Willy in Dzaleka Refugee Camp, Malawi

By Willy Mufungizi Akonkwa
Willy in Dzaleka Refugee Camp, Malawi

Do you know that there is a war in Congo and the refugee crisis is a worldwide issue? The real stories of people who fled their home are often the ones people think of, when they hear that there is a war in Congo.

In fact, stories of refugees like “working hard to find food” often do not get told at all. These are the stories that need to be told. The world needs to understand what it’s like for people living in refugee camps and how they cope with their lives on a day-to-day basis. This is a true story of a person living in Dzaleka Refugee camp, Malawi.

His name is Willy, and he is one of the million displaced people who was forced to flee his home. He is a father of two children, both under the age of five. He lives in a refugee camp in Malawi Dzaleka with his wife and his family in the community. 

The camp is small, with little more than a few tents and makeshift shelters, made from timber materials. When it rains, we face all of the challenges.The majority of people are affected during the winter season. Sickness and being unhealthy with the cold temperatures community members are now accustomed to the weather. There’s also one portable toilet that’s shared by everyone living there.

Willy does not have enough food or medicine to take care of his family, so he makes trips into town every day to find work as an agricultural laborer or cleaning houses. But even these jobs do not pay much money—sometimes only $8 per day. His family is one of many who have been forced to flee their homes in Malawi. The civil war has taken a terrible toll on the country, 15 Thousands of people have been killed, millions are homeless and more than nine million are in need of humanitarian aid.  He’s been living in the makeshift camp for more than 10 years. As he says,” I will need at least $1,000 to return home and begin a new life; to rent a house in the Congo, which is now  $50 to $100 per month, and to buy furniture for the house, it will take me nearly two years”.

He also needs to start a new business, which costs a lot of money. He can not afford to go back home to Congo, because of the high cost of starting life there, but he also does not want his children’s education to be interrupted by war. “I do not know what the future holds for my family”, but when he’s asked how things are going in Congo, he pauses before replying and says softly, ”It’s very difficult.” The situation is very bad.  He does not know how long it will take for the war to end. Last month, the news confirmed the massacre of more than 100 civilians that occurred in the Congo. The rebels are busy killing everyone, and Willy seems unsure about going back home.  But he hopes President Étienne Chisekedi’s regime will be overthrown soon.

Willy’s sister was killed by an armed group in the Congo, while they were living in Congo, and now his children say that they want to go back there with him and start a new life. Willy’s children are still young and do not understand what is happening in their country, but Willy tries to explain it to them. He tells them that they will have a better life in Lilongwe than they do back home. 

Willy wants the children to feel safe and happy, but the war in Congo and poverty in the refugee camp has made it difficult for him to provide that for them. He hopes that they will be able to understand the situation in the camp so they can continue their education.

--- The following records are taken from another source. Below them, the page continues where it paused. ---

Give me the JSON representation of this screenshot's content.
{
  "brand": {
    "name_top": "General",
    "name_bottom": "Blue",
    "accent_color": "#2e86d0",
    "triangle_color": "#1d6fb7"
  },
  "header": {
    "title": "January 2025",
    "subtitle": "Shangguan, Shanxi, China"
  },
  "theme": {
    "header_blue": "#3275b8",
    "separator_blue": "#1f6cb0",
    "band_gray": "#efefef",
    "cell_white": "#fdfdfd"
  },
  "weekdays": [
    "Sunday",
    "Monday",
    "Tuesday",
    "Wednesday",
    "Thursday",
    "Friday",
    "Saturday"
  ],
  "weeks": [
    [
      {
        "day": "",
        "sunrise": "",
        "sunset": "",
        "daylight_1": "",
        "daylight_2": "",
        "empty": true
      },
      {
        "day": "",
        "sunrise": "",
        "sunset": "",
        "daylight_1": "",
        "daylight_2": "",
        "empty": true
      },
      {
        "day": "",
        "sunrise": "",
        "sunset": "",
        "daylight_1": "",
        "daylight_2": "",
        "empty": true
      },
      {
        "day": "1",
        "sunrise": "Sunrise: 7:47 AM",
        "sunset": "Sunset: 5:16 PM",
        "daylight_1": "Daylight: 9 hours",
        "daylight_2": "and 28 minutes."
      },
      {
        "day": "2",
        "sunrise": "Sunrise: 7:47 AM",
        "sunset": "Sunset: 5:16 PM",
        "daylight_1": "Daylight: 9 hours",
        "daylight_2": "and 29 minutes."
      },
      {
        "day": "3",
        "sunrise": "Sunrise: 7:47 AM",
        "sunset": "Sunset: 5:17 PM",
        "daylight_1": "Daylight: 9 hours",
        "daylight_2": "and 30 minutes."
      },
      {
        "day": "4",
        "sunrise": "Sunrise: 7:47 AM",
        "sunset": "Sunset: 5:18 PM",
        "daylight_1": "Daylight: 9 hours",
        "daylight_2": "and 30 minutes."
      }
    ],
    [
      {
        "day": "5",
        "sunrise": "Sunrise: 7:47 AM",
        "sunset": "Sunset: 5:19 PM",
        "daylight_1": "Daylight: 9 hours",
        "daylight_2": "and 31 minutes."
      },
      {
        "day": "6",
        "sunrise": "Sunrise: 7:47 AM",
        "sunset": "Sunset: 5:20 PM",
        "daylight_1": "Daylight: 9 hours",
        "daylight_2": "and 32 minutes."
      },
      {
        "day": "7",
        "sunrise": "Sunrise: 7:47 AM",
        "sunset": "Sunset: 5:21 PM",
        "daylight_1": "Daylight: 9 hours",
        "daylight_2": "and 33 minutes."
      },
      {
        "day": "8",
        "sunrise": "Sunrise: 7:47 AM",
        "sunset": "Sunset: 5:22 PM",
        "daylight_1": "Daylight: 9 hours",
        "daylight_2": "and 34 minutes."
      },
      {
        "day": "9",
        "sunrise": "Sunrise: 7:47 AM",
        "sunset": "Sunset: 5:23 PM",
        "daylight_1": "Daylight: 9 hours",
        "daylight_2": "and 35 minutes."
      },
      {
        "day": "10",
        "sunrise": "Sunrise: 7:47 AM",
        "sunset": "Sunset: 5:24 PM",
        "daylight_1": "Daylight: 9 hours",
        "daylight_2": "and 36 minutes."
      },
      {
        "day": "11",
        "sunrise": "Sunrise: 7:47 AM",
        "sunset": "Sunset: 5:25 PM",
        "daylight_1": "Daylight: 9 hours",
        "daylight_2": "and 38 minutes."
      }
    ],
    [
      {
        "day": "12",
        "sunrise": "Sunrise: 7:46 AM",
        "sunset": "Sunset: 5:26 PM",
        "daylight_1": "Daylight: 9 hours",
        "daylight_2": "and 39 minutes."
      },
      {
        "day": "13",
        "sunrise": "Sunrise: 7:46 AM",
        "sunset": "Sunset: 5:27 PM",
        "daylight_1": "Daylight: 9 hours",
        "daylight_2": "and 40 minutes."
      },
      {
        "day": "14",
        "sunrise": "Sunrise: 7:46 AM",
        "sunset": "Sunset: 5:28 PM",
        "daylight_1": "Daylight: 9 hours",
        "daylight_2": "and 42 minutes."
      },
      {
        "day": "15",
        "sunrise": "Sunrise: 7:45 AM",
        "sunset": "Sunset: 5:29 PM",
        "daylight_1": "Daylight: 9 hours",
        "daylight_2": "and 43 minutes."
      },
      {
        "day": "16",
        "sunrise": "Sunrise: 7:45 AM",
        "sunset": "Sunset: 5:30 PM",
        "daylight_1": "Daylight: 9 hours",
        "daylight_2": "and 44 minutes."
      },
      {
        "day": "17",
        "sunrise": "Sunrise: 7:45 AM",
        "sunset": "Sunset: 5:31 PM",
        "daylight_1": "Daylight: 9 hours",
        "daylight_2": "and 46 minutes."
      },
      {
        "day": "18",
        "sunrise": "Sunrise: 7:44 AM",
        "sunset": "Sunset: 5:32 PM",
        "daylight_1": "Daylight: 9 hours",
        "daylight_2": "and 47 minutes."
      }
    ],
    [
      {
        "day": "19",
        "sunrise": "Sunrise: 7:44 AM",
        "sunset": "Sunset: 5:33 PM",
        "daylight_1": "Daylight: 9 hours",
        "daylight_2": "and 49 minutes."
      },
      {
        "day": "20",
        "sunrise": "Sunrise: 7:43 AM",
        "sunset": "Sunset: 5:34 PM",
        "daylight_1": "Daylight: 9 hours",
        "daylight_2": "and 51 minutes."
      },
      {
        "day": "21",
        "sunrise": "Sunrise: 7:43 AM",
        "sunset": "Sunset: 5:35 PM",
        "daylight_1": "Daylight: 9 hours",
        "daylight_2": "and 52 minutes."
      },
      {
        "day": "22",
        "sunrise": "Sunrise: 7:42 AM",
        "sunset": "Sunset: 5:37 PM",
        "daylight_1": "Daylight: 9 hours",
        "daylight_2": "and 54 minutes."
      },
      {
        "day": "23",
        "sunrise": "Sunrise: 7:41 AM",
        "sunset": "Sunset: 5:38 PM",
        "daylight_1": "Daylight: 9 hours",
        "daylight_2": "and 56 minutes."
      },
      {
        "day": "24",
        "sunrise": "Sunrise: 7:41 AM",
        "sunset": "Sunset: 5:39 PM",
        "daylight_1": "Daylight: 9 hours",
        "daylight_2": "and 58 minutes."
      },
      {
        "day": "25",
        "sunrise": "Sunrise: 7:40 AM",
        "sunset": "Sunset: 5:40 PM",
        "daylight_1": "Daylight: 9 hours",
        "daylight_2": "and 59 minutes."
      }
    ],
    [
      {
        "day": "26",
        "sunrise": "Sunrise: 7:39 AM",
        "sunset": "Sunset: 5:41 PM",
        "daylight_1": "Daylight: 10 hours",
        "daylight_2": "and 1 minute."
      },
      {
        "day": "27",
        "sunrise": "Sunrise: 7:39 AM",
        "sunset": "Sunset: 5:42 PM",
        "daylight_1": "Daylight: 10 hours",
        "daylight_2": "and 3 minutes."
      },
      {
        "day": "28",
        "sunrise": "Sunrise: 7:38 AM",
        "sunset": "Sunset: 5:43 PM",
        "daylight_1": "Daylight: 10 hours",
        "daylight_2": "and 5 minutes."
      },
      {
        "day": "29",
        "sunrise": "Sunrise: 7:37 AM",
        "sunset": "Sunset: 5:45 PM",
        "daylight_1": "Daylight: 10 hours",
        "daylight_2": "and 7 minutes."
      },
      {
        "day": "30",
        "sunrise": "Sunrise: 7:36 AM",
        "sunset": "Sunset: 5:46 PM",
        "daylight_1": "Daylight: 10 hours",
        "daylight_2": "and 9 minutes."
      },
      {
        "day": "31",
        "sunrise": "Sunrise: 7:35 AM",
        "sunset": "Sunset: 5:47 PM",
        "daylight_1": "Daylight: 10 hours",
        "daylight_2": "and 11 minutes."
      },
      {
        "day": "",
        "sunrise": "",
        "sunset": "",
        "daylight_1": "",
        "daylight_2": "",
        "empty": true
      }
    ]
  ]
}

The living conditions in a refugee camp have reached a point of financial disruption. Due to a shortage of food, health services, medicines, and cleanliness, children and youth frequently have very poor health and very limited access to education. We only have 24 classes built by JRS (Jesuit WorldWide) to assist refugees with everything concerning education at the camp, which was originally designed to house up to 12,000 refugees and asylum seekers. At Dzaleka, we have limited schools, with only 1 public school helping refugees study; for others, you will need to pay money, and classes are limited for youth to have their own choices. He does not want his children to live in fear, and he hopes that one day they will be able to go back home. His daughter is 15 years old and a Form I student at Dzaleka Secondary School. His wife has been unable to finish her studies because of the war, and Willy says this breaks her heart. “My dream is for my children to complete their education and begin a new life,” says the Willis family.


19 January, 2023